The bald little monk stared up at me out of his portrait, as if he were trying to speak to me. The plaque beneath the painting read:
Monk Anchin (1244-1316)
Collection of Seitokuji, 14th century, artist unknown
There was no background or architectural detail in the plain portrait, but there was a lit candle-stand beside him, a common pictorial convention for depicting nighttime. Why would the artist take pains to portray Anchin, unlike the other poets, writing by candlelight?
The Dream Diary of Monk Anchin – Felicity Drake
The Forest of New People – Thom Connors
Time’s Arrow – C. Heidmann
The Stars Don’t Lie – R.W.W. Greene
Vanessa Fogg dreams of selkies, dragons, and gritty cyberpunk futures from her home in western Michigan. She spent years as a research scientist in molecular cell biology, and now works as a freelance medical writer. She drinks copious amounts of green tea.
Q: When do you decide a story is finished?
A: I’ll admit that I’m drawn to writing that is (or seems) fragmentary, so I might be in a bad position to identify when a story is finished.
But that’s not a real answer, so here’s another attempt: I know I’m approaching the finish of a story when certain recurring motifs begin to feel less like flourishes, and more like they are essential to the structural integrity of the whole story.
Molly Etta’s story “Solomon and the Dragon’s Tongue” was published in Metaphorosis on Friday, 20 May 2016. Subscribe to our e-mail updates so you’ll know when new stories go live.
Dan Micklethwaite lives about forty minutes away from so-called Brontë Country, in West Yorkshire, UK, and whilst secretly hoping for a region to be likewise renamed after him in the future, he doesn’t really fancy his chances.
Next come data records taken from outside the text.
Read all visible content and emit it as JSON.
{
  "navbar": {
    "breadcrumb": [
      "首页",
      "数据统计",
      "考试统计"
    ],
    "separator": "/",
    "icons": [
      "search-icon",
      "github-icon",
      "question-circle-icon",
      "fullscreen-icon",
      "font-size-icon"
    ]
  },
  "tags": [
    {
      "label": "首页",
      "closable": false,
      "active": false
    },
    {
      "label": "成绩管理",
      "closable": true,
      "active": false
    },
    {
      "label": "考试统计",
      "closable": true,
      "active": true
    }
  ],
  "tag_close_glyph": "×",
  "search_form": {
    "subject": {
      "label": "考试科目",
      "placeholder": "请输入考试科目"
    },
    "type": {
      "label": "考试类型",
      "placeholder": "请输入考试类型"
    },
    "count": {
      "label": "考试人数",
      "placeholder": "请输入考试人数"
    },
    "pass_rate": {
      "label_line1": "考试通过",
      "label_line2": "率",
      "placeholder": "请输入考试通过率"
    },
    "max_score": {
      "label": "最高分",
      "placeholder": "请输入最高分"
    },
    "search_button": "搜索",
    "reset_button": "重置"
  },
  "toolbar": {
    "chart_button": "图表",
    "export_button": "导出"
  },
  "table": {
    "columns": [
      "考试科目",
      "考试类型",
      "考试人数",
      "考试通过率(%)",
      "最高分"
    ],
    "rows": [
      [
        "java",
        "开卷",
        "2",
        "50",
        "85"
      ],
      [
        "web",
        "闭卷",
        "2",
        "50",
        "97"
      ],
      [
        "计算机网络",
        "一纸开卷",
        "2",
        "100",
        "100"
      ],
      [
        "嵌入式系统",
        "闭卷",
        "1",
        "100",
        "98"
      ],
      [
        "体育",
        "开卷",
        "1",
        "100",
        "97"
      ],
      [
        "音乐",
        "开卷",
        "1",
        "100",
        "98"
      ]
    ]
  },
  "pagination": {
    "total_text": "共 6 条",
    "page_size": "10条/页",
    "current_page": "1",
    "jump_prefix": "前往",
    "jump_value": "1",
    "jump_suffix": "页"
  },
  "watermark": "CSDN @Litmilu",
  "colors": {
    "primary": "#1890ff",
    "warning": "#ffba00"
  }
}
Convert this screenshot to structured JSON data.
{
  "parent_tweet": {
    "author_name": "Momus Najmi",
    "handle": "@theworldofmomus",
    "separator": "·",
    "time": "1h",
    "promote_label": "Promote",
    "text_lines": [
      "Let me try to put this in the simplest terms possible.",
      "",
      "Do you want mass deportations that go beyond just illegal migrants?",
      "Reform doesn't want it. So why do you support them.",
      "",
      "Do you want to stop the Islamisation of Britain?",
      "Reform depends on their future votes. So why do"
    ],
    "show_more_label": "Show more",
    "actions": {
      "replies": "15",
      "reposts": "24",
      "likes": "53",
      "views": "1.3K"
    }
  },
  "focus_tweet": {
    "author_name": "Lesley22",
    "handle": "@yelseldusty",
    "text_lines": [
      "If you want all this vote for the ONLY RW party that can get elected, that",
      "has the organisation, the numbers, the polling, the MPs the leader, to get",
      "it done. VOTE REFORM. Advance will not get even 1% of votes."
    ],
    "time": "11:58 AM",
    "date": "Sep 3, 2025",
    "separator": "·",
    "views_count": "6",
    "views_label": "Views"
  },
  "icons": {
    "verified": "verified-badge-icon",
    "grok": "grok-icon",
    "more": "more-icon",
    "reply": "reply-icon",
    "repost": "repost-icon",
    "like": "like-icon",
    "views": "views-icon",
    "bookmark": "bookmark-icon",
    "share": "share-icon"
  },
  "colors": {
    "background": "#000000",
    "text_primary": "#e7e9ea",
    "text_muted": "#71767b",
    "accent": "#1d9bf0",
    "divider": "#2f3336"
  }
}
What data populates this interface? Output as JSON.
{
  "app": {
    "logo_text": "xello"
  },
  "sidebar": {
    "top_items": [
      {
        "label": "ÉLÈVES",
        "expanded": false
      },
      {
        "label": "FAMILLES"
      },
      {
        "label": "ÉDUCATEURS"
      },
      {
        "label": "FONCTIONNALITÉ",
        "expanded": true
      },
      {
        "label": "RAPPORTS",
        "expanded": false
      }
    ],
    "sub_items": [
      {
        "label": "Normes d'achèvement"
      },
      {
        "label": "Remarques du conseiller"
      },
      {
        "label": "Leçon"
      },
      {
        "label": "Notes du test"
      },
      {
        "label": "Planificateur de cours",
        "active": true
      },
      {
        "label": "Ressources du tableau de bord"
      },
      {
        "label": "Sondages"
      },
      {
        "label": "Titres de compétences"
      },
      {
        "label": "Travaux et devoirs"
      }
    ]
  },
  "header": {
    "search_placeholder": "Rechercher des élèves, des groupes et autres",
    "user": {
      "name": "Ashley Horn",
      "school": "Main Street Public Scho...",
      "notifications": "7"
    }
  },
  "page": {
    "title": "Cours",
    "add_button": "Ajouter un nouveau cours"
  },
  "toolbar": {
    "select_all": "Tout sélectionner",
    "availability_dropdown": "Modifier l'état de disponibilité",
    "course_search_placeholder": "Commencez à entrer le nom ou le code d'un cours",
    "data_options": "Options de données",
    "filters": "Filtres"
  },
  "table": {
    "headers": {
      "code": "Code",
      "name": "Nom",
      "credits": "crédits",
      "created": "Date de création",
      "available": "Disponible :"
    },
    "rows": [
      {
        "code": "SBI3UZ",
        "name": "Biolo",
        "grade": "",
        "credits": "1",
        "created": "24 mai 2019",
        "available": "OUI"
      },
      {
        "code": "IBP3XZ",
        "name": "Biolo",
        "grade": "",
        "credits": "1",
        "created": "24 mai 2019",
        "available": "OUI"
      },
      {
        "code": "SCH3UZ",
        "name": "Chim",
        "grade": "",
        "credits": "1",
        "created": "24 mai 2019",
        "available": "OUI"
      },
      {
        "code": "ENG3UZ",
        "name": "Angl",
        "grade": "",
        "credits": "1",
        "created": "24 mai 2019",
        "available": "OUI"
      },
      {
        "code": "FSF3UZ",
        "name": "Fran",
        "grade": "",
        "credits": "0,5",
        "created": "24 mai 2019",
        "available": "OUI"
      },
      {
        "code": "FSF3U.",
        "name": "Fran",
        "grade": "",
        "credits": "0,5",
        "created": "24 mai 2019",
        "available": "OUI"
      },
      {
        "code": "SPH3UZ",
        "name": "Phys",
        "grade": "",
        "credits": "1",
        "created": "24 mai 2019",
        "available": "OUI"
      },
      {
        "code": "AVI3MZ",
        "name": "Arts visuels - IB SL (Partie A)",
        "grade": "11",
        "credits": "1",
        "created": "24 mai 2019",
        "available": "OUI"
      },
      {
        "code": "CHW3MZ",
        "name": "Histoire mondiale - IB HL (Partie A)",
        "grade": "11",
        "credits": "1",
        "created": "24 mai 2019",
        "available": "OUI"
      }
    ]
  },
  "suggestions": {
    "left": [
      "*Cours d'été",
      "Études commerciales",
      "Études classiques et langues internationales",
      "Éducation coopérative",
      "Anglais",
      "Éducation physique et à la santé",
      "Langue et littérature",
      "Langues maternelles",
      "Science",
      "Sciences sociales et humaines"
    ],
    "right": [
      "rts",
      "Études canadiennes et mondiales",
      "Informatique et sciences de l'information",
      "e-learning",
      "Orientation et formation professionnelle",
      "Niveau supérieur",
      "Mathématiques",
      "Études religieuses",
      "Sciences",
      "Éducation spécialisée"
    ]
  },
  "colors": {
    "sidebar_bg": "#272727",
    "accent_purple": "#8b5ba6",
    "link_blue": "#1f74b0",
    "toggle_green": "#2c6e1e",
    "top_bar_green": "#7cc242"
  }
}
He consoles himself with fine books and good food, and the occasional bottle of single malt scotch.
Dan Micklethwaite’s story “Mr. McAvennie’s Freedom” was published in Metaphorosis on Friday, 27 May 2016. Subscribe to our e-mail updates so you’ll know when new stories go live.